# EXERCISE INSTRUCTIONS
Among the entries, which lines carry the string "emoji"? Copy every one.

# ENTRIES SHOWN
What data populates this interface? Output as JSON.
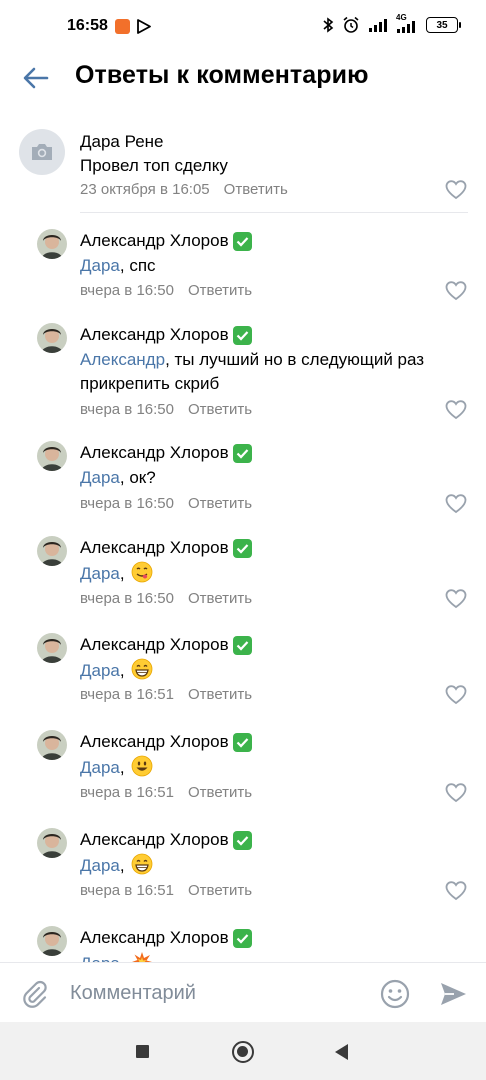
{
  "status_bar": {
    "time": "16:58",
    "network": "4G",
    "battery": "35"
  },
  "header": {
    "title": "Ответы к комментарию"
  },
  "root_comment": {
    "author": "Дара Рене",
    "text": "Провел топ сделку",
    "date": "23 октября в 16:05",
    "reply_label": "Ответить"
  },
  "replies": [
    {
      "author": "Александр Хлоров",
      "mention": "Дара",
      "text": ", спс",
      "date": "вчера в 16:50",
      "reply_label": "Ответить"
    },
    {
      "author": "Александр Хлоров",
      "mention": "Александр",
      "text": ", ты лучший но в следующий раз прикрепить скриб",
      "date": "вчера в 16:50",
      "reply_label": "Ответить"
    },
    {
      "author": "Александр Хлоров",
      "mention": "Дара",
      "text": ", ок?",
      "date": "вчера в 16:50",
      "reply_label": "Ответить"
    },
    {
      "author": "Александр Хлоров",
      "mention": "Дара",
      "text": ", ",
      "emoji": "savoring-face",
      "date": "вчера в 16:50",
      "reply_label": "Ответить"
    },
    {
      "author": "Александр Хлоров",
      "mention": "Дара",
      "text": ", ",
      "emoji": "grinning-face",
      "date": "вчера в 16:51",
      "reply_label": "Ответить"
    },
    {
      "author": "Александр Хлоров",
      "mention": "Дара",
      "text": ", ",
      "emoji": "smiling-face",
      "date": "вчера в 16:51",
      "reply_label": "Ответить"
    },
    {
      "author": "Александр Хлоров",
      "mention": "Дара",
      "text": ", ",
      "emoji": "grinning-face",
      "date": "вчера в 16:51",
      "reply_label": "Ответить"
    },
    {
      "author": "Александр Хлоров",
      "mention": "Дара",
      "text": ", ",
      "emoji": "collision",
      "date": "",
      "reply_label": ""
    }
  ],
  "input": {
    "placeholder": "Комментарий"
  },
  "colors": {
    "accent": "#4a76a8",
    "meta": "#828282",
    "verified": "#3cb34b"
  }
}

# YOUR SOLUTION
      "emoji": "savoring-face",
      "emoji": "grinning-face",
      "emoji": "smiling-face",
      "emoji": "grinning-face",
      "emoji": "collision",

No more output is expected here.